Obvious' works are conceptual propositions that must therefore be understood beyond their purely visual dimension, as part of an overall experimental work process and as components of a wider fiction in which each piece has its own particular place. In 2022, Obvious delivers its interpretation of the Seven Wonders of the Ancient World, human achievements that still haunt our collective unconscious today even though most of them, with the exception of the Great Pyramid of Giza in Egypt, have not survived the passing of time. All that remains of these wonders are historical texts written by geographers, historians and writers, a fertile ground that has fostered the imagination of many artists and illustrators and gives Obvious the opportunity to engage in a dialogue with the classical artists who preceded them in the treatment of this theme.
Obvious is a French collective of artists and researchers composed of Hugo Caselles-Dupré (1993), Pierre Fautrel (1993) and Gauthier Vernier (1993). Their work has been presented in numerous institutions: National Art Museum of China (Beijing, 2019), King Fahd Cultural Centre (Ryad, 2019), Hermitage Museum (Saint Petersburg, 2019), Haus der Kunst (Munich, 2020), Cité des Sciences et de l'Industrie (Paris, 2021), Rencontres d'Arles (Arles, 2022) or K11 Art Museum (Hong Kong, 2022). Their works are present in many private collections. They live and work in Paris.

(b.1986- France)

"I learned drawing because I love to tell stories," says Rakajoo. All at once painter, animation designer and boxing champion, this multifaceted artist creates acrylic and oil paintings in which he likes to tell stories, or lives. He captures the identities of his models to better render them in his paintings. His characters are inspired by people he meets, that are close to him or that he used to know, from his mother to a police officer present during the 2005 riots in France, to former robbers, sometimes interviewing his models to complement his works with audio tapes.

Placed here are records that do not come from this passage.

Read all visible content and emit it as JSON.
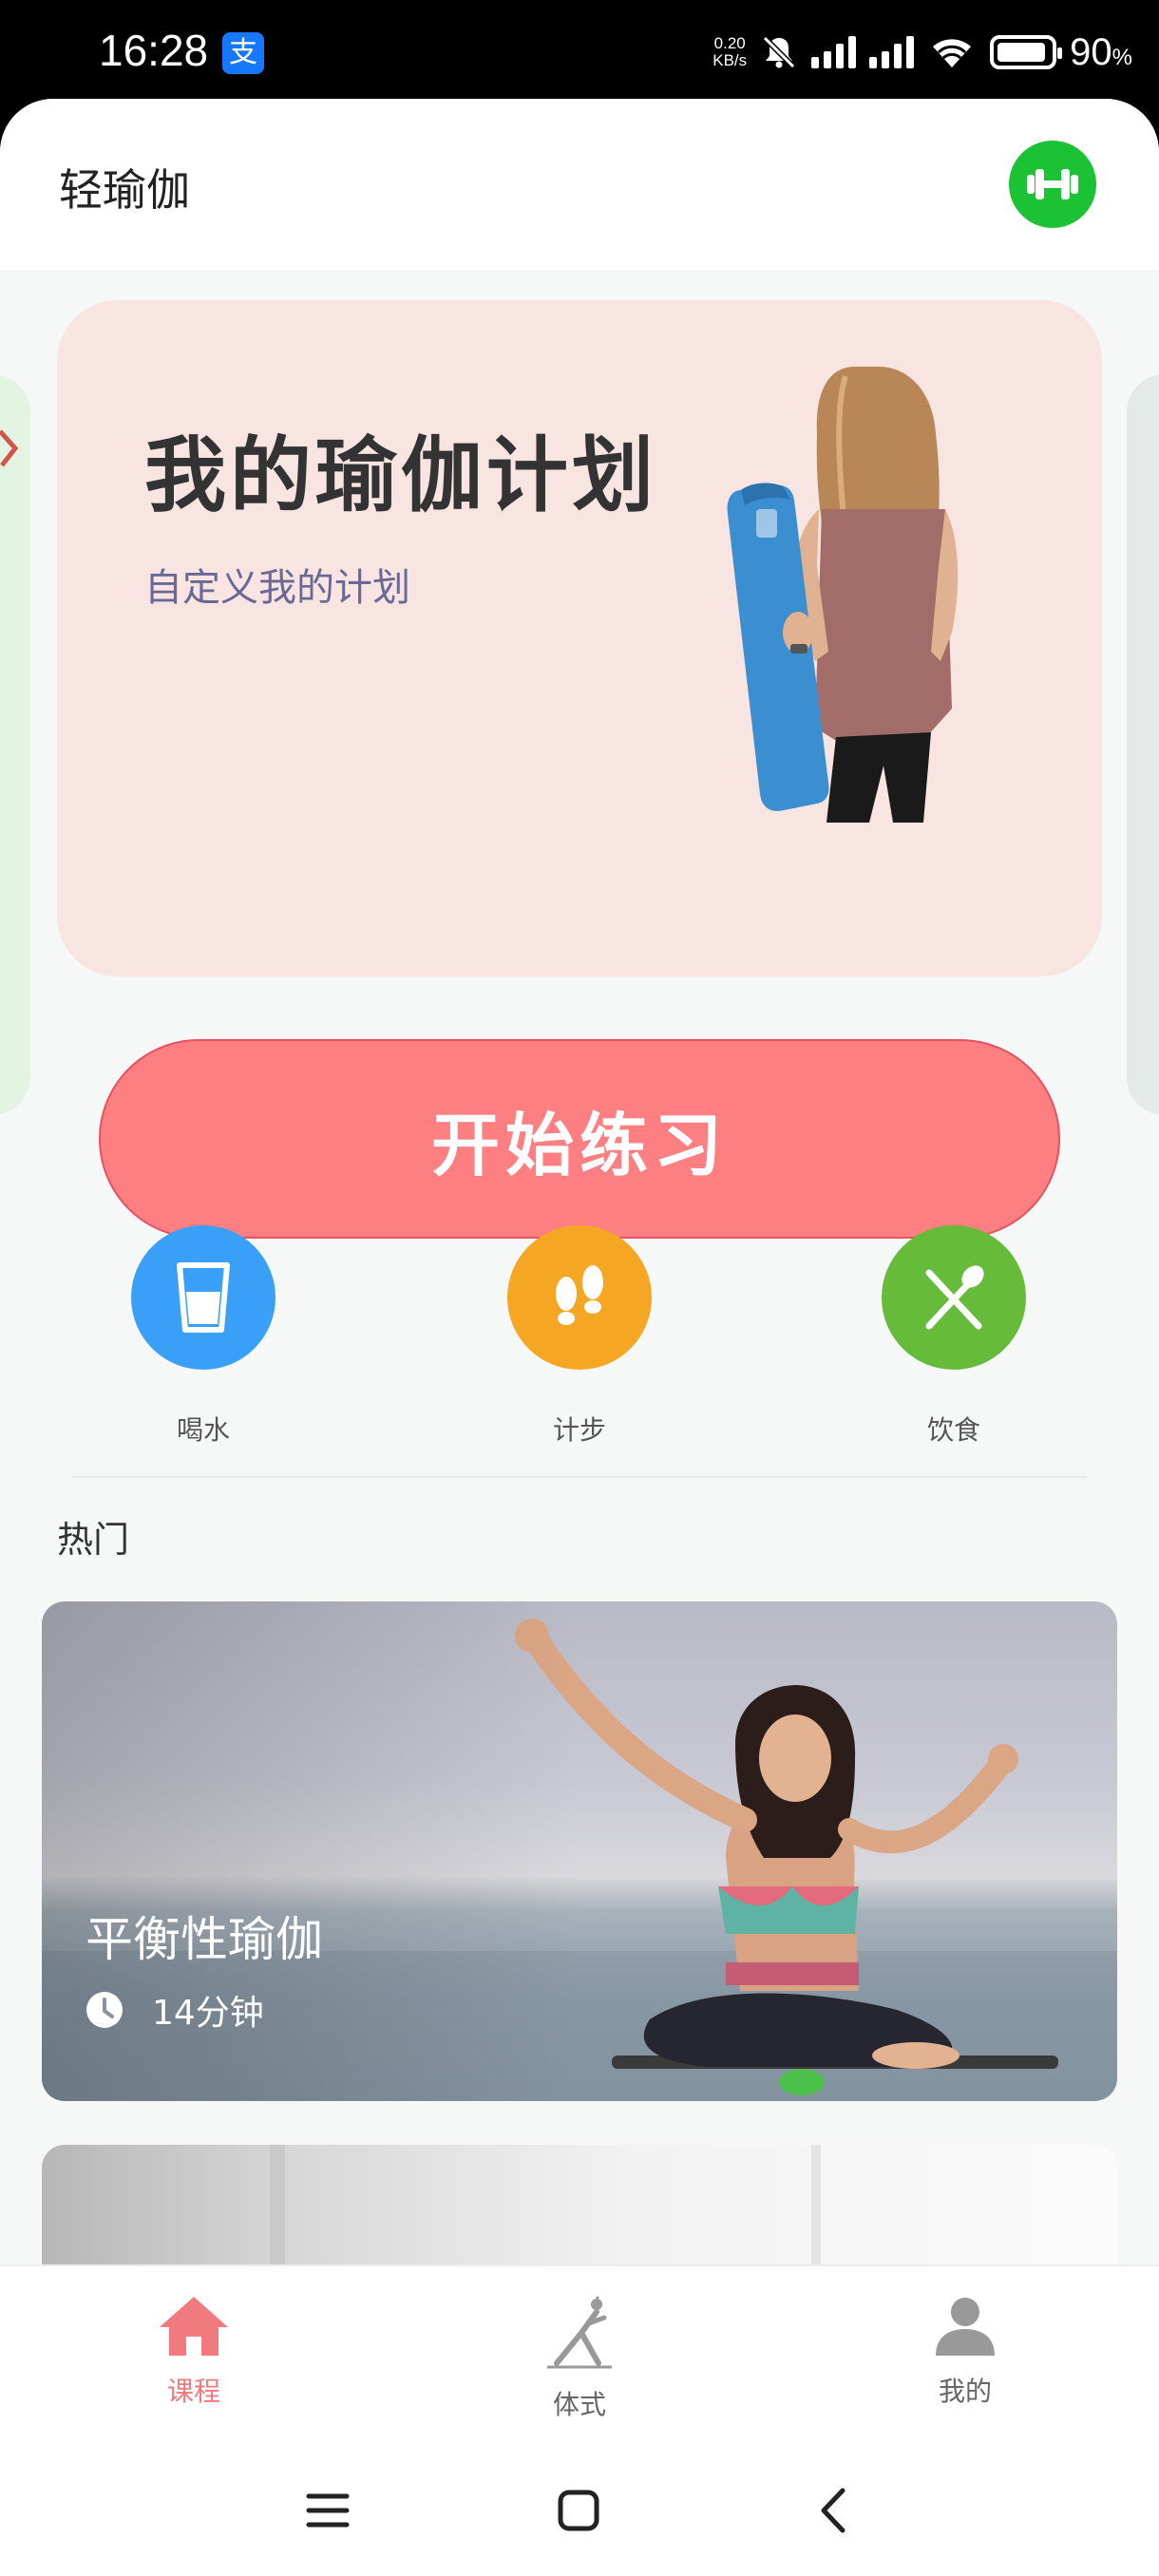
{
  "status_bar": {
    "time": "16:28",
    "app_icon_glyph": "支",
    "net_speed_value": "0.20",
    "net_speed_unit": "KB/s",
    "battery_percent": "90",
    "battery_unit": "%"
  },
  "header": {
    "title": "轻瑜伽",
    "action_icon": "dumbbell-icon",
    "action_color": "#1bc233"
  },
  "plan_card": {
    "title": "我的瑜伽计划",
    "subtitle": "自定义我的计划",
    "button_label": "开始练习",
    "button_color": "#fd7f82"
  },
  "quick_actions": [
    {
      "label": "喝水",
      "icon": "water-glass-icon",
      "color": "#3aa0f7"
    },
    {
      "label": "计步",
      "icon": "footprints-icon",
      "color": "#f5a623"
    },
    {
      "label": "饮食",
      "icon": "utensils-icon",
      "color": "#66bb3a"
    }
  ],
  "hot_section": {
    "title": "热门",
    "courses": [
      {
        "name": "平衡性瑜伽",
        "duration": "14分钟"
      }
    ]
  },
  "tab_bar": {
    "active_color": "#f07a7e",
    "items": [
      {
        "label": "课程",
        "icon": "home-icon",
        "active": true
      },
      {
        "label": "体式",
        "icon": "yoga-pose-icon",
        "active": false
      },
      {
        "label": "我的",
        "icon": "person-icon",
        "active": false
      }
    ]
  },
  "nav_bar": {
    "buttons": [
      "menu-icon",
      "home-square-icon",
      "back-icon"
    ]
  }
}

Rakajoo plays with perspective to better capture the gaze of the viewer. Sometimes he makes allusions to artists he admires and who have influenced his thinking, like Vermeer or Whistler. He introduces variations that combine the codes of comics and animation movies with his pictorial practice to create a world endowed with its own "graphic coherence".
In some of his works, a character wearing a highly recognizable tribal mask blends discreetly into the landscape or setting. For the artist, behind this enigmatic and anonymous figure is the "hidden side (...) which one struggles to fully acknowledge." A ghost that is both himself and the others, and a way of indirectly asking the question of his dual culture, a question he addresses to the viewers: What is it to be an artist from a diaspora in today's society? A question about finding your place in the world, at the very heart of overlapping perceptions.
Baye-Dam Cissé a.k.a. Rakajoo graduated from the Art & Image department of Kourtrajmé School, founded by director Ladj Ly and JR. It was after returning to his roots in the land of his origins that he decided to take on his pseudonym. Spotted for the first time in 2008 within his boxing club where he painted a mural, in December of the same year he participated in an exhibition on the theme of sport, at the request of the Jean-Luc Lagardère Foundation. Various group exhibitions followed, including one at the Palais de Tokyo in 2020, "Jusqu'ici tout va bien." In March 2021, he was invited to hold his first solo exhibition, Les Trois Châteaux, at Danysz gallery. He is also the grand prize winner of the Friends of the Palais de Tokyo 2022